* Task directions
Look through the entries below and count every line in which "Test" appears; reply with the number only.
+++ Dataset content
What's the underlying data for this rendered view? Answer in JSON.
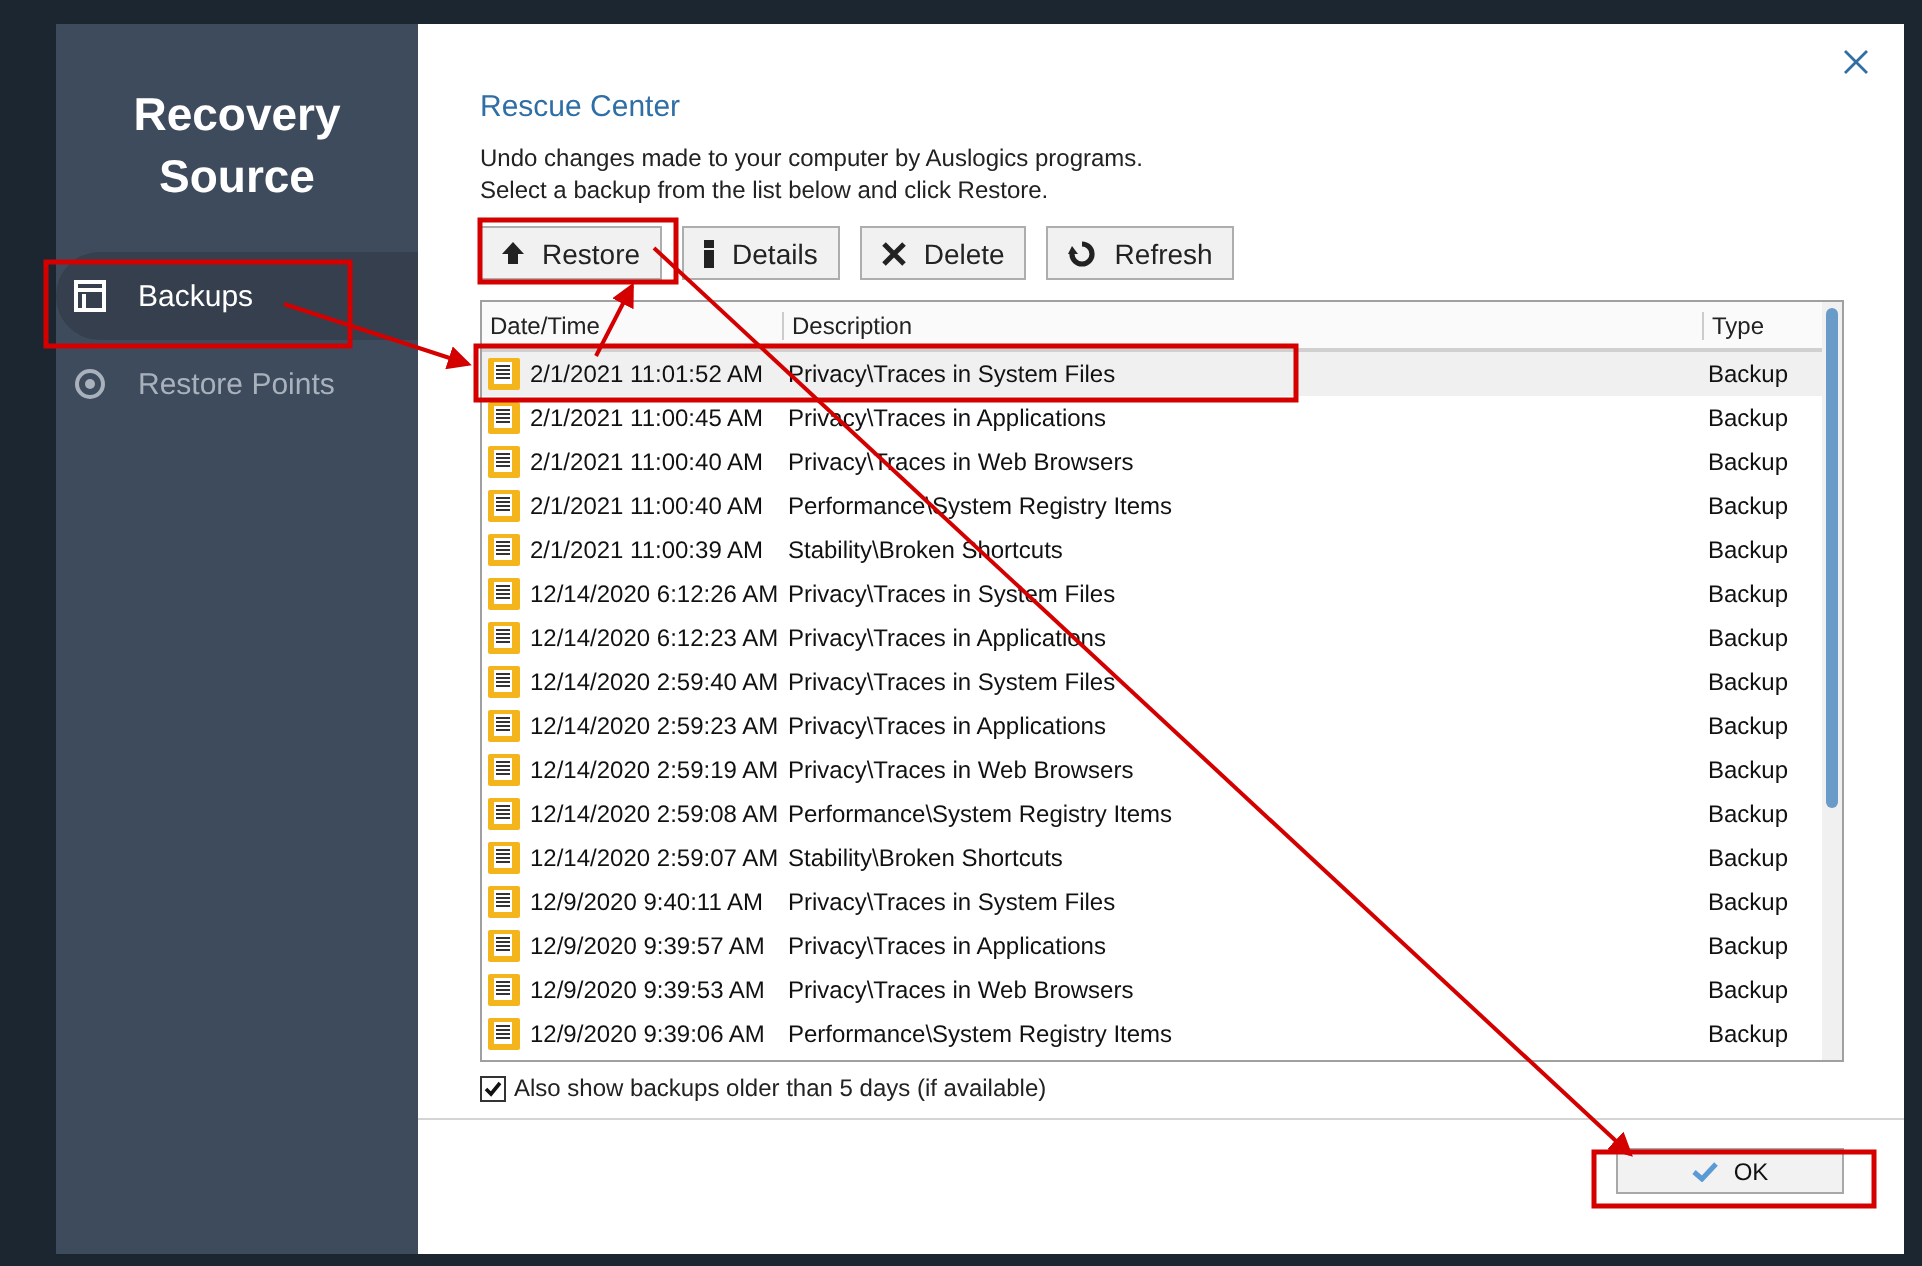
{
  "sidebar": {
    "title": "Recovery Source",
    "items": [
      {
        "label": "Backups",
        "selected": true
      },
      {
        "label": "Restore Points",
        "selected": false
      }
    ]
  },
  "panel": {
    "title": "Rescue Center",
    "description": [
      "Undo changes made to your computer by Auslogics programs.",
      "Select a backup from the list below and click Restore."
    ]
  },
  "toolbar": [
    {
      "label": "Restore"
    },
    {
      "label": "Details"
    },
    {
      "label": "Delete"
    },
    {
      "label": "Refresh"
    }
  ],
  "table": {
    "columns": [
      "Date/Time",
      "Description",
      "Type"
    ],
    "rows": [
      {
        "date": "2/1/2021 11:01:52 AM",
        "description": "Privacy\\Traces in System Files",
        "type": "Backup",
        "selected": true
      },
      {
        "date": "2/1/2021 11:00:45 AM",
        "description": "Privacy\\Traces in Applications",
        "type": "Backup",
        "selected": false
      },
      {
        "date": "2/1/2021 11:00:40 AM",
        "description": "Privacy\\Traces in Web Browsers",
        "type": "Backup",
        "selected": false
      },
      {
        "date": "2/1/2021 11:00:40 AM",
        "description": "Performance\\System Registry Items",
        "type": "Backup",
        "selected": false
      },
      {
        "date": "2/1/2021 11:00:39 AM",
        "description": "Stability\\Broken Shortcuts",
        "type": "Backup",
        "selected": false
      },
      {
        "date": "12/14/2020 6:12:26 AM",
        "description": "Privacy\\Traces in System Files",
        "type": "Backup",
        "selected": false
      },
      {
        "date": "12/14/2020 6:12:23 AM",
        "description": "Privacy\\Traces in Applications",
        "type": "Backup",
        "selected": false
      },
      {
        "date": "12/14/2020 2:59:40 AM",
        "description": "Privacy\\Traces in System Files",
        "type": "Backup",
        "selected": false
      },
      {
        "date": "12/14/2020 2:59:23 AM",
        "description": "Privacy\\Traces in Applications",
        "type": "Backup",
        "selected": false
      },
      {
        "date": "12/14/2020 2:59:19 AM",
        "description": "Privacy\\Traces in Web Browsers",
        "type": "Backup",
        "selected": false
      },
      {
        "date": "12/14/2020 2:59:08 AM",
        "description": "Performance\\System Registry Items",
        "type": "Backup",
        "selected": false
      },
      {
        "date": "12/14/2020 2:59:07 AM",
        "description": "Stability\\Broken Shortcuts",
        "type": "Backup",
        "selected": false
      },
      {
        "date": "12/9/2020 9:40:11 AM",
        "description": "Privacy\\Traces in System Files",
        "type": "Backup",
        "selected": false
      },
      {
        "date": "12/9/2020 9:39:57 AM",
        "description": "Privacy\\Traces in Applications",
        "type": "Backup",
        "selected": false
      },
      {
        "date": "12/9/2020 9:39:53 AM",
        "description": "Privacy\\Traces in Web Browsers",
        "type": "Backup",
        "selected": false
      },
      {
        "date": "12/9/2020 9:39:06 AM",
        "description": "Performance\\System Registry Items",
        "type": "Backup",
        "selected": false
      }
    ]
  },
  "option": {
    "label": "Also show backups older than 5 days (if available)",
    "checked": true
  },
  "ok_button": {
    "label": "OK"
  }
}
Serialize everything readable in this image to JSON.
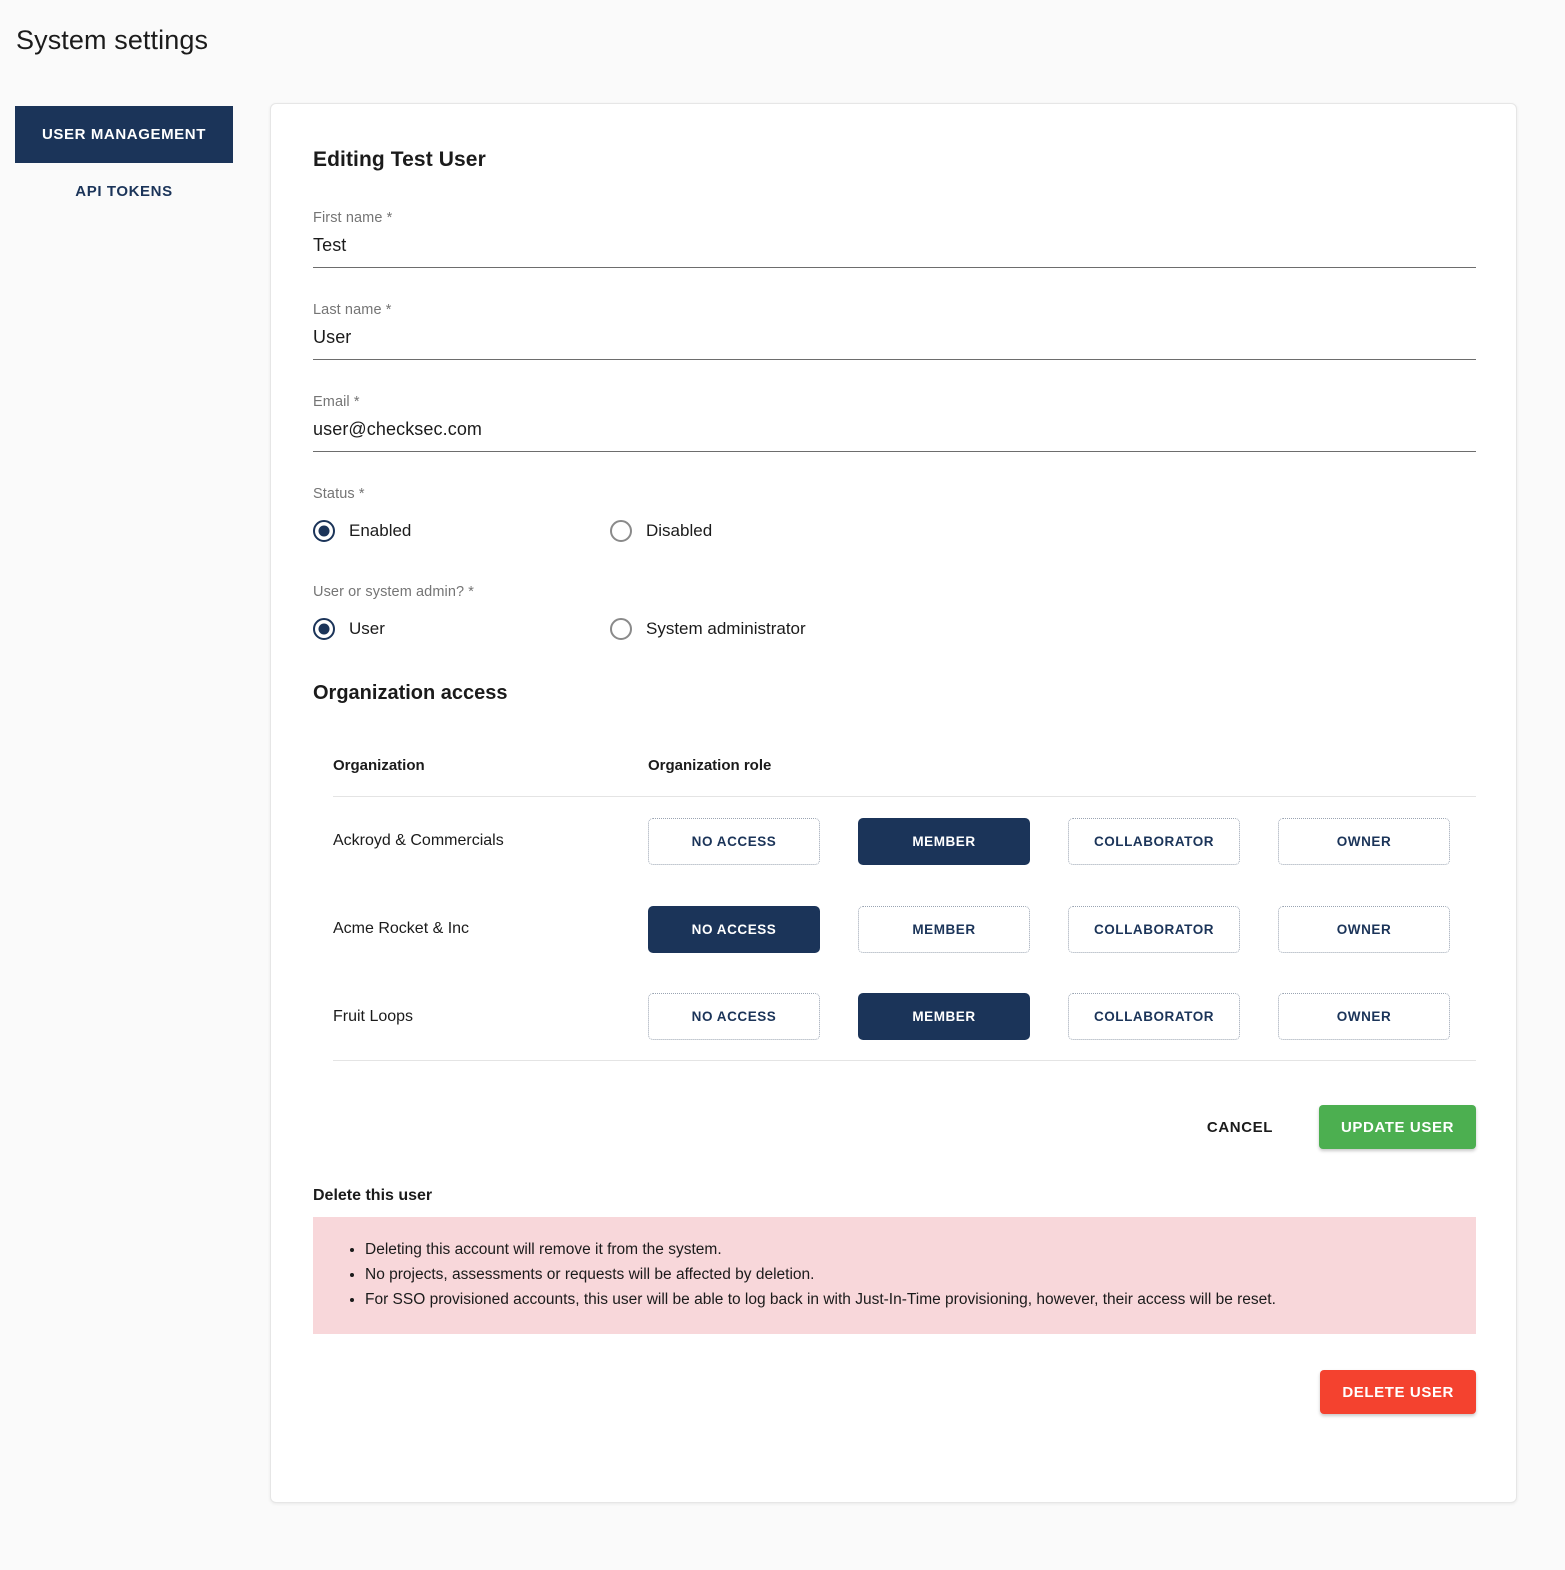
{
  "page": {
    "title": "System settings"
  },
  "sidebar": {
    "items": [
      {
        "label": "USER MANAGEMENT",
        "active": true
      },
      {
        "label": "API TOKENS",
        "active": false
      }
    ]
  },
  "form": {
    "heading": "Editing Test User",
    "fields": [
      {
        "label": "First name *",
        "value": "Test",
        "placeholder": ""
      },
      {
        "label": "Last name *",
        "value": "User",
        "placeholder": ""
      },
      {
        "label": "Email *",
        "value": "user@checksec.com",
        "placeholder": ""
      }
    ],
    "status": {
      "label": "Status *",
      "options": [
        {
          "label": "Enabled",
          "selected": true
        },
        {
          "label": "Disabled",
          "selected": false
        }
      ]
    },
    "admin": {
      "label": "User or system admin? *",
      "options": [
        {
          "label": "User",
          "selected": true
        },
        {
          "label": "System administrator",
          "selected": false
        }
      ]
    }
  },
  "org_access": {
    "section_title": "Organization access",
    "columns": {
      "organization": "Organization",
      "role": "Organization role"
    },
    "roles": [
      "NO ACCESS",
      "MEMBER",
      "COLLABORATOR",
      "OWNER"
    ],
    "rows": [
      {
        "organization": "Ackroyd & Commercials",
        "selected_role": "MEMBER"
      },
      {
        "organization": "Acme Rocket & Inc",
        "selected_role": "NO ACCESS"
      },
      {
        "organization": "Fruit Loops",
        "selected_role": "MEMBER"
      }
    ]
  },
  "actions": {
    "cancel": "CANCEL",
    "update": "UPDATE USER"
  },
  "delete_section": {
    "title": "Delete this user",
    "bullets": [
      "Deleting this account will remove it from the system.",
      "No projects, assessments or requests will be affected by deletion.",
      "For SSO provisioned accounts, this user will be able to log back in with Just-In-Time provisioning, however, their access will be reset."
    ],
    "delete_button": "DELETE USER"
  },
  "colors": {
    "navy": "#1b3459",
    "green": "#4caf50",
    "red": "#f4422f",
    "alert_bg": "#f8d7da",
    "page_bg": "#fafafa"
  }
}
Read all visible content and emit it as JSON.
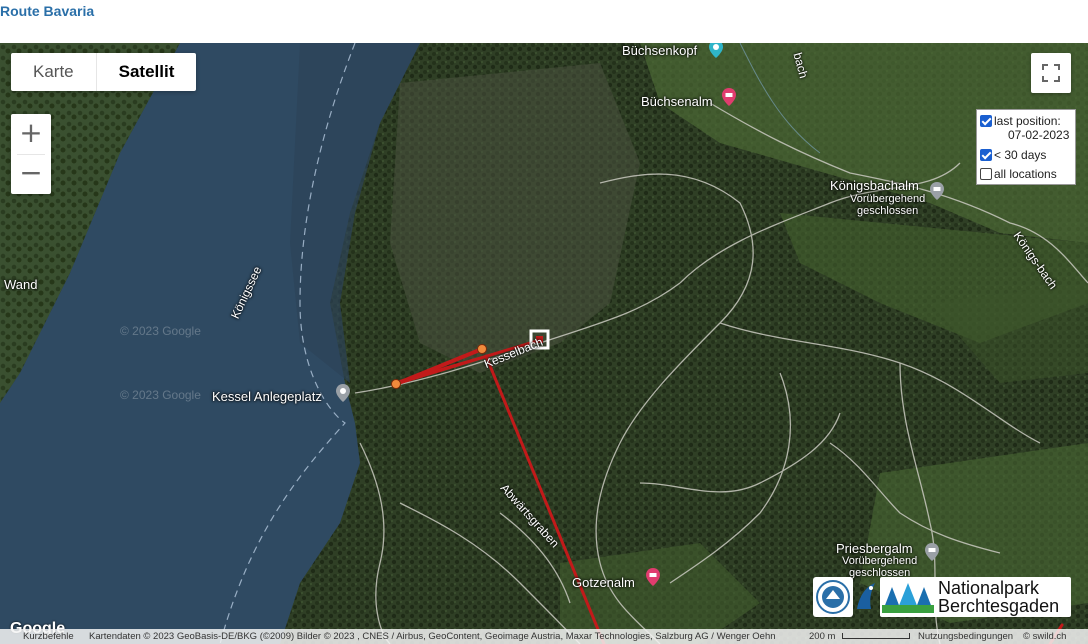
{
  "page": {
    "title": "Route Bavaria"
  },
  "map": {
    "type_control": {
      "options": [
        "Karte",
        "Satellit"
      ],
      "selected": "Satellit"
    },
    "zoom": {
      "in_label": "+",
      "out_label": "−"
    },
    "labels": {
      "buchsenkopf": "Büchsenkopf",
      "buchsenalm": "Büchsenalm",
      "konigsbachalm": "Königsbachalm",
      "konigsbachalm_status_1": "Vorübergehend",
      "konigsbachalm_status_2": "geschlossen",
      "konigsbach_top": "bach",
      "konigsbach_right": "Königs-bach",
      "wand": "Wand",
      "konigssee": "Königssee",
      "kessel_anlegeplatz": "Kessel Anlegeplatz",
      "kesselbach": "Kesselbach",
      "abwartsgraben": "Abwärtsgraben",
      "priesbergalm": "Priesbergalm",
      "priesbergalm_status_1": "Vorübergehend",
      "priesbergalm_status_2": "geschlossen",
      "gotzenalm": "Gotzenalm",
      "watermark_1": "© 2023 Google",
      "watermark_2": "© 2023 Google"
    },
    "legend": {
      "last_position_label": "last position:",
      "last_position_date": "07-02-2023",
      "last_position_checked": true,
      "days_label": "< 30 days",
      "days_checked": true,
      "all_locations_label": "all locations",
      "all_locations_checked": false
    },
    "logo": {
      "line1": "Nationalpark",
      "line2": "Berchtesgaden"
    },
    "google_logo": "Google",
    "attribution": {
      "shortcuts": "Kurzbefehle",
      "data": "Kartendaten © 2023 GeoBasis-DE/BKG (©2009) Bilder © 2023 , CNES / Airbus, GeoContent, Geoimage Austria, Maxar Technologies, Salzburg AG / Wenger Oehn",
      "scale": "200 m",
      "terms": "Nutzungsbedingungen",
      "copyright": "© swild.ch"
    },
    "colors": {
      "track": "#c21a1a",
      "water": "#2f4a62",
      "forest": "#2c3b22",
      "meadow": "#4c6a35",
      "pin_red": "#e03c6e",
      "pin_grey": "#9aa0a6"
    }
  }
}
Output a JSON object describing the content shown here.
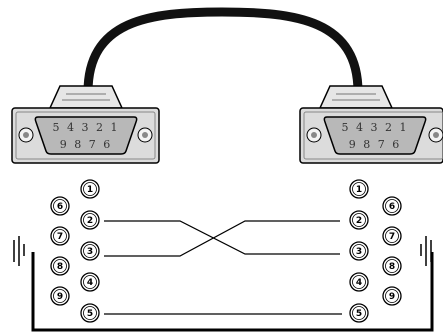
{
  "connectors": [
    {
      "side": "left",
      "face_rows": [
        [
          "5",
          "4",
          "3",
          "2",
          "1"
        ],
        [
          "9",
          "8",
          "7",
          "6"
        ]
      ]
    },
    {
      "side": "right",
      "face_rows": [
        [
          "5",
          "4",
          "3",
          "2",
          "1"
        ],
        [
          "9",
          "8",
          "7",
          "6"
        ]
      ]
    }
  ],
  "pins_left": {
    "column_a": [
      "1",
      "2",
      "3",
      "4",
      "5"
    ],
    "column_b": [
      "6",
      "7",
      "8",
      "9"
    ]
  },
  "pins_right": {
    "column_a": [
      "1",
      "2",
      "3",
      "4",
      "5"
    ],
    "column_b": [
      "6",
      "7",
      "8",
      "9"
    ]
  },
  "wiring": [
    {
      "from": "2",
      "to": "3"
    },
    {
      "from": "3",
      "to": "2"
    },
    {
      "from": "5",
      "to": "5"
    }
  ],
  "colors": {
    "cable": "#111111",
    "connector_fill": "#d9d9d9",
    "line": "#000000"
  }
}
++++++
* Task response
2